I’ve always been curious about American Indian culture and traditions because I have some ancestral ties to Indigenous North American communities. Within the past year I have been blessed with the privilege of working on some social work research into health disparities and resilience within these communities.
I recently took a trip to Oklahoma to visit some of my family there and was strongly encouraged to take some time to visit the Chickasaw Nation Cultural Center in Sulphur. This is a beautiful campus that is beautifully designed to include various gardens, monuments, and galleries to honor the Chickasaw people and their way of life.
Here is a photo of the life-size village they have built on their campus, there’s a “sky bridge” 40 feet off the ground so that you can view it from above. This photo includes the community gathering building (the big one) as well as the traditional summer and winter homes. All of which you can walk inside of and learn more about their particulars as you tour the village. Very cool!
All across the campus, many of the plants and trees are marked with name plates and descriptions which provide information on medicinal uses. This was probably one of my favorite parts as I am just starting to dig a bit deeper into my gardening at home these days. I just happened to be there for the Three Sisters Festival which honors the beginning of spring and the planting of corn, beans, and squash.
Corn, beans, and squash are said to be watched over by the Three Sisters spirits and they are planted in a particular formation in order that they may support one another’s growth throughout the seasons. Corn stalks provide shelter and strength for the others, beans lean on the corn stalks for support and also provide important nitrogens for the soil, the squash vines serve as a living mulch barrier to keep the critters from bothering the corn and beans. I have heard of this before but thought it was so neat that I am going to use this method in my own garden this season. (I will be sure and post some info on this once I get started.)
To learn more about the Three Sisters Garden method, click on the link below:
I also got to try out some of their traditional foods at the cafe there and they even gave me the recipes! I’m going to be trying these out soon and will be sure to write about it when I do.

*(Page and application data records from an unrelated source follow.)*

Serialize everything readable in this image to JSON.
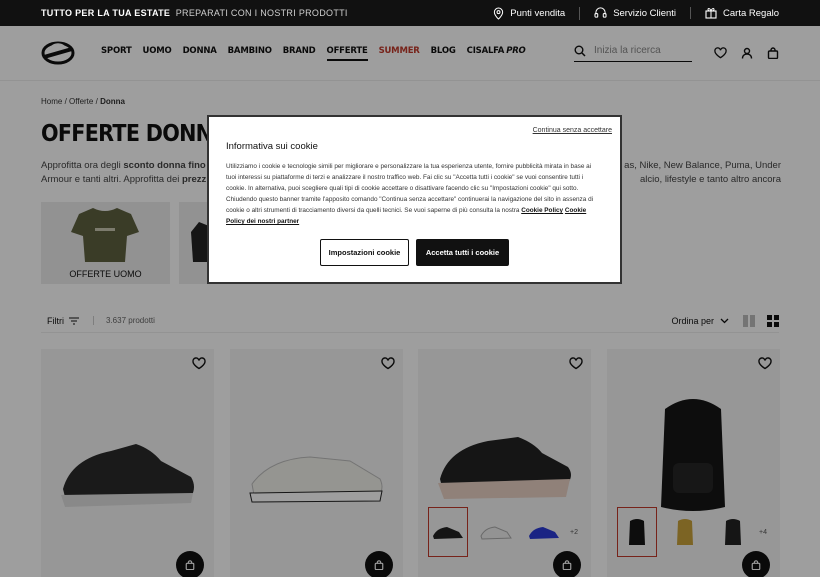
{
  "topbar": {
    "promo_bold": "TUTTO PER LA TUA ESTATE",
    "promo_sub": "PREPARATI CON I NOSTRI PRODOTTI",
    "links": [
      {
        "label": "Punti vendita",
        "icon": "location-pin-icon"
      },
      {
        "label": "Servizio Clienti",
        "icon": "headset-icon"
      },
      {
        "label": "Carta Regalo",
        "icon": "gift-icon"
      }
    ]
  },
  "nav": {
    "items": [
      "SPORT",
      "UOMO",
      "DONNA",
      "BAMBINO",
      "BRAND",
      "OFFERTE",
      "SUMMER",
      "BLOG"
    ],
    "cisalfa": "CISALFA",
    "pro": "PRO",
    "active_color": "#c0392b"
  },
  "search": {
    "placeholder": "Inizia la ricerca"
  },
  "breadcrumb": {
    "home": "Home",
    "sep": "/",
    "offerte": "Offerte",
    "current": "Donna"
  },
  "page": {
    "title": "OFFERTE DONNA",
    "desc_line1_start": "Approfitta ora degli ",
    "desc_line1_bold": "sconto donna fino a",
    "desc_line1_end": "as, Nike, New Balance, Puma, Under",
    "desc_line2_start": "Armour e tanti altri. Approfitta dei ",
    "desc_line2_bold": "prezz",
    "desc_line2_end": "alcio, lifestyle e tanto altro ancora"
  },
  "categories": [
    {
      "label": "OFFERTE UOMO"
    },
    {
      "label": "O"
    }
  ],
  "toolbar": {
    "filters_label": "Filtri",
    "count": "3.637 prodotti",
    "sort_label": "Ordina per"
  },
  "products": [
    {
      "name": "sneaker-black"
    },
    {
      "name": "sneaker-white"
    },
    {
      "name": "running-shoe-black",
      "more": "+2"
    },
    {
      "name": "backpack-black",
      "more": "+4"
    }
  ],
  "cookie": {
    "skip": "Continua senza accettare",
    "title": "Informativa sui cookie",
    "body": "Utilizziamo i cookie e tecnologie simili per migliorare e personalizzare la tua esperienza utente, fornire pubblicità mirata in base ai tuoi interessi su piattaforme di terzi e analizzare il nostro traffico web. Fai clic su \"Accetta tutti i cookie\" se vuoi consentire tutti i cookie. In alternativa, puoi scegliere quali tipi di cookie accettare o disattivare facendo clic su \"Impostazioni cookie\" qui sotto. Chiudendo questo banner tramite l'apposito comando \"Continua senza accettare\" continuerai la navigazione del sito in assenza di cookie o altri strumenti di tracciamento diversi da quelli tecnici. Se vuoi saperne di più consulta la nostra",
    "link1": "Cookie Policy",
    "link2": "Cookie Policy dei nostri partner",
    "settings_btn": "Impostazioni cookie",
    "accept_btn": "Accetta tutti i cookie"
  }
}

This weekend, (March 19-20) I will be visiting the United Houma Nation, here in Lousiana, for a pow wow and I am very much looking forward to it. If you see this and are interested in attending, you can click on the following link to get more information.